Defining $A$ and $b$ as follows $% $

the circle fitting equation can be written as

where $W = [x_c , y_c, k]^T$.

th = np.linspace(0,2*3.14,100)

x = 2.+2*cos(th) + .8*np.random.rand(len(th))
y = 1.+2*sin(th) + .8*np.random.rand(len(th))

A = np.vstack((-2*x,-2*y,np.ones(len(x)))).T
b = -(x**2 + y**2)

ATA_inv = np.linalg.inv(np.dot(A.T,A))
Atb = np.dot(A.T,b)
W = np.dot(ATA_inv, Atb)

x_c = W
y_c = W
r = np.sqrt( x_c**2+y_c**2 - W)

x_fit = x_c+r*cos(th)
y_fit = y_c+r*sin(th)

plt.figure(figsize=(4,4))
plt.plot(x,y,'go')
plt.plot(x_fit,y_fit,'r')
plt.axis('equal')

print x_c,y_c,r ### Conclusion

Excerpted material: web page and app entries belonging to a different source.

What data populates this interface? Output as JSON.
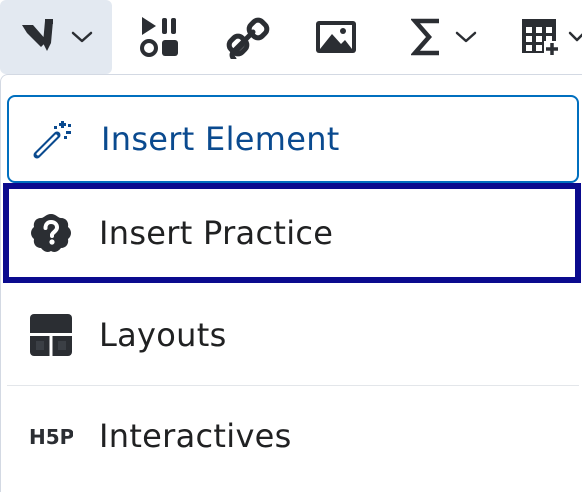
{
  "toolbar": {
    "buttons": [
      {
        "icon": "pen-icon",
        "has_dropdown": true,
        "active": true
      },
      {
        "icon": "media-icon",
        "has_dropdown": false
      },
      {
        "icon": "link-icon",
        "has_dropdown": false
      },
      {
        "icon": "image-icon",
        "has_dropdown": false
      },
      {
        "icon": "sigma-icon",
        "has_dropdown": true
      },
      {
        "icon": "table-icon",
        "has_dropdown": true
      }
    ]
  },
  "menu": {
    "items": [
      {
        "label": "Insert Element",
        "icon": "magic-wand-icon",
        "state": "focused"
      },
      {
        "label": "Insert Practice",
        "icon": "question-cloud-icon",
        "state": "highlighted"
      },
      {
        "label": "Layouts",
        "icon": "layouts-icon"
      },
      {
        "label": "Interactives",
        "icon": "h5p-icon"
      }
    ]
  },
  "colors": {
    "accent_blue": "#006fbf",
    "focus_ring": "#0b0b8e",
    "icon_dark": "#2b2e33",
    "toolbar_active_bg": "#e3e9f1"
  }
}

Matrix equations to compute derivatives with respect to a scalar and vector were presented. For cases where the model is linear in terms of the unknown parameters, a pseudoinverse based solution can be obtained for the parameter estimates. These techiques were illustrated by computing representative line and circle fits. In most tasks, pseudo inverse based method is faster, however the describing equation need not be linear in unknown parameters. Pseudoinverse based methods are not suited when working with very large number of parameters, for example linear in parameter neural networks (LPNN).